The latest escalation of the Trump-China trade war has led to an iron door slamming shut.
On Tuesday, the Chinese Commerce Ministry announced that China will no longer be buying American agricultural products, a decision with huge, wide-ranging implications. Zippy Duvall, president of the normally conservative-leaning American Farm Bureau, called the decision a “body blow” to American agriculture.
The Chinese decision is a response to two moves from Donald Trump and his administration. The first was a surprise announcement, made by Trump, that the US would begin instituting a 10 percent tariff on about $300 billion worth of Chinese goods. This came following a series of trade negotiations that press officers in the Trump administration described as “productive,” but Trump tweeted that China had reneged on promises to purchase certain American agricultural products (without specifying what those might have been).
Then, on Monday, Treasury Secretary Steven Mnuchin formally labeled China as a currency manipulator due to a drop in the value of the yuan.

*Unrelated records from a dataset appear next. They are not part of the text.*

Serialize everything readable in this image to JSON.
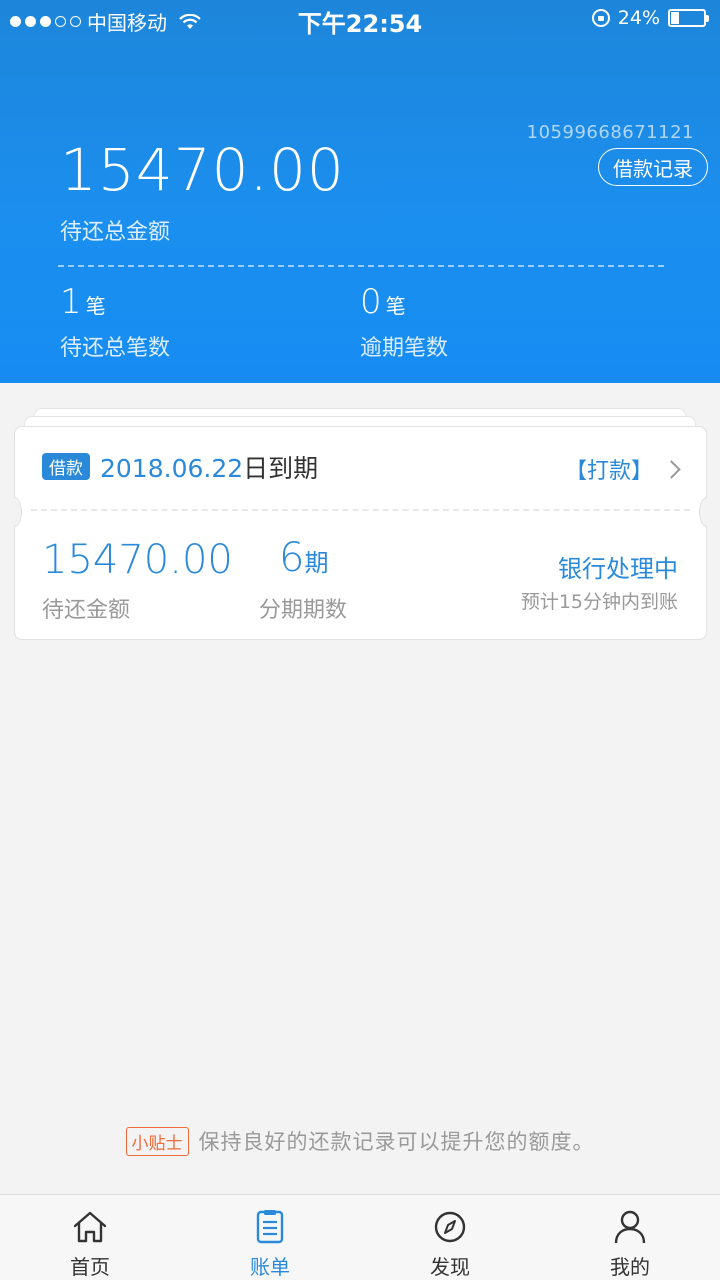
{
  "status_bar": {
    "carrier": "中国移动",
    "time": "下午22:54",
    "battery": "24%",
    "battery_level": 0.24
  },
  "header": {
    "account_number": "10599668671121",
    "loan_record_button": "借款记录",
    "total_amount": "15470.00",
    "total_amount_label": "待还总金额",
    "pending_count": "1",
    "pending_unit": "笔",
    "pending_label": "待还总笔数",
    "overdue_count": "0",
    "overdue_unit": "笔",
    "overdue_label": "逾期笔数"
  },
  "card": {
    "tag": "借款",
    "due_date": "2018.06.22",
    "due_suffix": "日到期",
    "pay_link": "【打款】",
    "amount": "15470.00",
    "amount_label": "待还金额",
    "term_count": "6",
    "term_unit": "期",
    "term_label": "分期期数",
    "status": "银行处理中",
    "status_sub": "预计15分钟内到账"
  },
  "tip": {
    "badge": "小贴士",
    "text": "保持良好的还款记录可以提升您的额度。"
  },
  "tabbar": {
    "tabs": [
      {
        "label": "首页",
        "icon": "home-icon"
      },
      {
        "label": "账单",
        "icon": "bill-icon"
      },
      {
        "label": "发现",
        "icon": "compass-icon"
      },
      {
        "label": "我的",
        "icon": "user-icon"
      }
    ],
    "active_index": 1
  },
  "colors": {
    "primary": "#2a8ad9",
    "header_bg": "#1b8ff0",
    "tip_accent": "#f06a3a"
  }
}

The move is largely symbolic, but also nearly unprecedented, and seen as mostly an open-handed slap in the face to China.

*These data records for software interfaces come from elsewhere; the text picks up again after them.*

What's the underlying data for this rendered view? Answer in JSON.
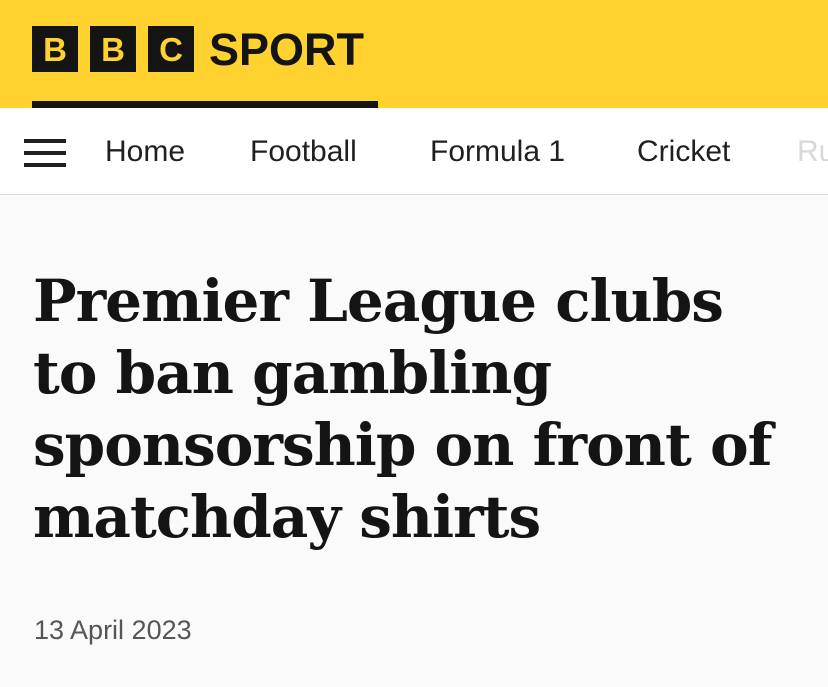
{
  "brand": {
    "letters": [
      "B",
      "B",
      "C"
    ],
    "sport": "SPORT",
    "colors": {
      "header_bg": "#ffd230",
      "logo_box": "#141414",
      "text_dark": "#141414"
    }
  },
  "nav": {
    "menu_icon": "hamburger-menu-icon",
    "items": [
      {
        "label": "Home"
      },
      {
        "label": "Football"
      },
      {
        "label": "Formula 1"
      },
      {
        "label": "Cricket"
      },
      {
        "label": "Ru"
      }
    ]
  },
  "article": {
    "headline": "Premier League clubs to ban gambling sponsorship on front of matchday shirts",
    "date": "13 April 2023"
  }
}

In response, it appears, came the Chinese government’s tactic to halt the purchase of American agricultural goods. China’s targeting of American agriculture has the benefit, in China’s perspective, of being both a large and a political attack. China imports billions of dollars of American agriculture, being the largest importer of American soybeans and a top-three importer of American pork; overall, China is the fourth-largest importer of American agricultural goods. But attacking American agriculture also serves as a de facto attack on Trump, who is perceived to draw support from rural America.

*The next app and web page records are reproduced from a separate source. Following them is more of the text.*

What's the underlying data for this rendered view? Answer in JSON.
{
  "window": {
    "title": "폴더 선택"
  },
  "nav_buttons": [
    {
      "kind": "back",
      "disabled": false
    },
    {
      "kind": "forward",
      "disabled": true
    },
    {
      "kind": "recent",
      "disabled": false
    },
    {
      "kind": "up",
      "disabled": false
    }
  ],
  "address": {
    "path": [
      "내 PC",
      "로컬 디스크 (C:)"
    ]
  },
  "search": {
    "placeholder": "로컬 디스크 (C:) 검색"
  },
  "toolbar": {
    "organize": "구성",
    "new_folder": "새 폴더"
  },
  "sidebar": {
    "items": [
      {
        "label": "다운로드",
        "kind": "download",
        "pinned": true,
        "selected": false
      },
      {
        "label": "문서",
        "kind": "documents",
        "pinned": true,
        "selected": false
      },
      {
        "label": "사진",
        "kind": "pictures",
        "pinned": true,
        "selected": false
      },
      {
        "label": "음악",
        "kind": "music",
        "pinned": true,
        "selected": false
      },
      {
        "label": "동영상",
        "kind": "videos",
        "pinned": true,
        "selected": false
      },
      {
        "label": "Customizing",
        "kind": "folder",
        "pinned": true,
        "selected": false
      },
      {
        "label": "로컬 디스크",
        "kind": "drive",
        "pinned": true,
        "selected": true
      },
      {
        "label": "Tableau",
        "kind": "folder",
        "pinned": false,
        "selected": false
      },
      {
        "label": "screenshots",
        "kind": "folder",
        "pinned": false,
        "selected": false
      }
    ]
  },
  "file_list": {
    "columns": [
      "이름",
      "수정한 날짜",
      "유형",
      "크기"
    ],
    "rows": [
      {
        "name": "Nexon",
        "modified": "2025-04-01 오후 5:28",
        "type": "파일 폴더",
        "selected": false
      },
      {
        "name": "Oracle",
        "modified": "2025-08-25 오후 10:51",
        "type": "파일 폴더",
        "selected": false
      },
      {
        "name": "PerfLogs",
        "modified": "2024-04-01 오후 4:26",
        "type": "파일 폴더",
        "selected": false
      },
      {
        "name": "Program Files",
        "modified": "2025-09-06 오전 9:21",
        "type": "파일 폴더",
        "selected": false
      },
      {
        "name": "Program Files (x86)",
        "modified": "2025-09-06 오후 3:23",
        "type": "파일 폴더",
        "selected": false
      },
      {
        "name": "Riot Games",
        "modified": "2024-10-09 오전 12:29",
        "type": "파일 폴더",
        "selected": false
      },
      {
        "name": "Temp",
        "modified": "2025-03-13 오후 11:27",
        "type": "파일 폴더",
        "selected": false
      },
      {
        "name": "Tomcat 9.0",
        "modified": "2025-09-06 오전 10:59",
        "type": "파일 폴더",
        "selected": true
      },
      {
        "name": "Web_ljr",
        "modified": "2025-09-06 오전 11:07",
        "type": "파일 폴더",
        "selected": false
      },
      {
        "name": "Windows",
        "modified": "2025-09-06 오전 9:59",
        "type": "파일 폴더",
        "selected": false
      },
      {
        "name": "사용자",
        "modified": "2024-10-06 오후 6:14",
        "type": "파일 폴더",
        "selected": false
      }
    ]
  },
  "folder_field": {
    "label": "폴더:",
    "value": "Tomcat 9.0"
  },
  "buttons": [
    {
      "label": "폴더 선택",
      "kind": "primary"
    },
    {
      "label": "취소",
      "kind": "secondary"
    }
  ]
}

This will be yet another insanely heavy burden on American farmers, who have dealt with fallout from the trade war for over a year, in addition to swine flu, floods, droughts, and heat waves.